BEGIN DATA SUPPLIED
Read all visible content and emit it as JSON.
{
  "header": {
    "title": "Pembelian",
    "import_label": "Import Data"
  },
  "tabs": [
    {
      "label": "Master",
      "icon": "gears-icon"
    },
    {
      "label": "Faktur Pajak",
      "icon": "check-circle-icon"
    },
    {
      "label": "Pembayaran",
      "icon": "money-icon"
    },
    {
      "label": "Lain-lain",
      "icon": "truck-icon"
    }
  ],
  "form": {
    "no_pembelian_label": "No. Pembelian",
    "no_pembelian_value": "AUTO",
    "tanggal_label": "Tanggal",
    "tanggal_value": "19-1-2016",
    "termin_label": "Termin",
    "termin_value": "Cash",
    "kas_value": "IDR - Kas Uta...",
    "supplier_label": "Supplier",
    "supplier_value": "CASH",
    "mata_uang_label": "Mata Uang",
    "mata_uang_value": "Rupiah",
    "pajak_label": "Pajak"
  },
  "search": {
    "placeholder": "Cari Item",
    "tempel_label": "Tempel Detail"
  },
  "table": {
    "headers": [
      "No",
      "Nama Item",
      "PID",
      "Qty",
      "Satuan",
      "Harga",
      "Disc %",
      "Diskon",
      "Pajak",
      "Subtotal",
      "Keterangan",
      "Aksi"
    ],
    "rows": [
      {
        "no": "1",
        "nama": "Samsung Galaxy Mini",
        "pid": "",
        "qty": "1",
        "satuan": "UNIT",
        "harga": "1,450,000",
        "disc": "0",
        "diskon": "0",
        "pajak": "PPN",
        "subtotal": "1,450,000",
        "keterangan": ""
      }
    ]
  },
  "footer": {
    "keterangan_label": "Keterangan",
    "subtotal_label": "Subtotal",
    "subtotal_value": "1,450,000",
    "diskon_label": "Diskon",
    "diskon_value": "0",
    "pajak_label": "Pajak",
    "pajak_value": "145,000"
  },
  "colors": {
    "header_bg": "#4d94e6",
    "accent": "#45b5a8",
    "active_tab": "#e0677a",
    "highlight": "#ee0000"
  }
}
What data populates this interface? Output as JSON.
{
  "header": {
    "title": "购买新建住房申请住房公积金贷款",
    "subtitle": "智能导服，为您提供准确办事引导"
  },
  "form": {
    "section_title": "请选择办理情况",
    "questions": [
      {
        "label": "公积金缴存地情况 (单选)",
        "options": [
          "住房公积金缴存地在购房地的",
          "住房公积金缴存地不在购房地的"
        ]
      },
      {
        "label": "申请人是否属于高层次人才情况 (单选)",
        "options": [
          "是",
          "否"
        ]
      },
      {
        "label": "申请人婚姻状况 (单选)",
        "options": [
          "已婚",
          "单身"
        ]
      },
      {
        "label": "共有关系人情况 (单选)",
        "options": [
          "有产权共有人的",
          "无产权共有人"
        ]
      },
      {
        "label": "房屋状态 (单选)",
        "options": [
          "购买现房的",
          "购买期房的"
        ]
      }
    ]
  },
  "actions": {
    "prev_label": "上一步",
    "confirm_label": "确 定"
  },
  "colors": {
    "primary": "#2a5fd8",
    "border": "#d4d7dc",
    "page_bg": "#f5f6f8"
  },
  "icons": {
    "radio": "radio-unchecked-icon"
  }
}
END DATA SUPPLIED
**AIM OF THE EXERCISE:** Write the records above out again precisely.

**EXPECTED ANSWER:**
Read all visible content and emit it as JSON.
{
  "header": {
    "title": "Pembelian",
    "import_label": "Import Data"
  },
  "tabs": [
    {
      "label": "Master",
      "icon": "gears-icon"
    },
    {
      "label": "Faktur Pajak",
      "icon": "check-circle-icon"
    },
    {
      "label": "Pembayaran",
      "icon": "money-icon"
    },
    {
      "label": "Lain-lain",
      "icon": "truck-icon"
    }
  ],
  "form": {
    "no_pembelian_label": "No. Pembelian",
    "no_pembelian_value": "AUTO",
    "tanggal_label": "Tanggal",
    "tanggal_value": "19-1-2016",
    "termin_label": "Termin",
    "termin_value": "Cash",
    "kas_value": "IDR - Kas Uta...",
    "supplier_label": "Supplier",
    "supplier_value": "CASH",
    "mata_uang_label": "Mata Uang",
    "mata_uang_value": "Rupiah",
    "pajak_label": "Pajak"
  },
  "search": {
    "placeholder": "Cari Item",
    "tempel_label": "Tempel Detail"
  },
  "table": {
    "headers": [
      "No",
      "Nama Item",
      "PID",
      "Qty",
      "Satuan",
      "Harga",
      "Disc %",
      "Diskon",
      "Pajak",
      "Subtotal",
      "Keterangan",
      "Aksi"
    ],
    "rows": [
      {
        "no": "1",
        "nama": "Samsung Galaxy Mini",
        "pid": "",
        "qty": "1",
        "satuan": "UNIT",
        "harga": "1,450,000",
        "disc": "0",
        "diskon": "0",
        "pajak": "PPN",
        "subtotal": "1,450,000",
        "keterangan": ""
      }
    ]
  },
  "footer": {
    "keterangan_label": "Keterangan",
    "subtotal_label": "Subtotal",
    "subtotal_value": "1,450,000",
    "diskon_label": "Diskon",
    "diskon_value": "0",
    "pajak_label": "Pajak",
    "pajak_value": "145,000"
  },
  "colors": {
    "header_bg": "#4d94e6",
    "accent": "#45b5a8",
    "active_tab": "#e0677a",
    "highlight": "#ee0000"
  }
}
What data populates this interface? Output as JSON.
{
  "header": {
    "title": "购买新建住房申请住房公积金贷款",
    "subtitle": "智能导服，为您提供准确办事引导"
  },
  "form": {
    "section_title": "请选择办理情况",
    "questions": [
      {
        "label": "公积金缴存地情况 (单选)",
        "options": [
          "住房公积金缴存地在购房地的",
          "住房公积金缴存地不在购房地的"
        ]
      },
      {
        "label": "申请人是否属于高层次人才情况 (单选)",
        "options": [
          "是",
          "否"
        ]
      },
      {
        "label": "申请人婚姻状况 (单选)",
        "options": [
          "已婚",
          "单身"
        ]
      },
      {
        "label": "共有关系人情况 (单选)",
        "options": [
          "有产权共有人的",
          "无产权共有人"
        ]
      },
      {
        "label": "房屋状态 (单选)",
        "options": [
          "购买现房的",
          "购买期房的"
        ]
      }
    ]
  },
  "actions": {
    "prev_label": "上一步",
    "confirm_label": "确 定"
  },
  "colors": {
    "primary": "#2a5fd8",
    "border": "#d4d7dc",
    "page_bg": "#f5f6f8"
  },
  "icons": {
    "radio": "radio-unchecked-icon"
  }
}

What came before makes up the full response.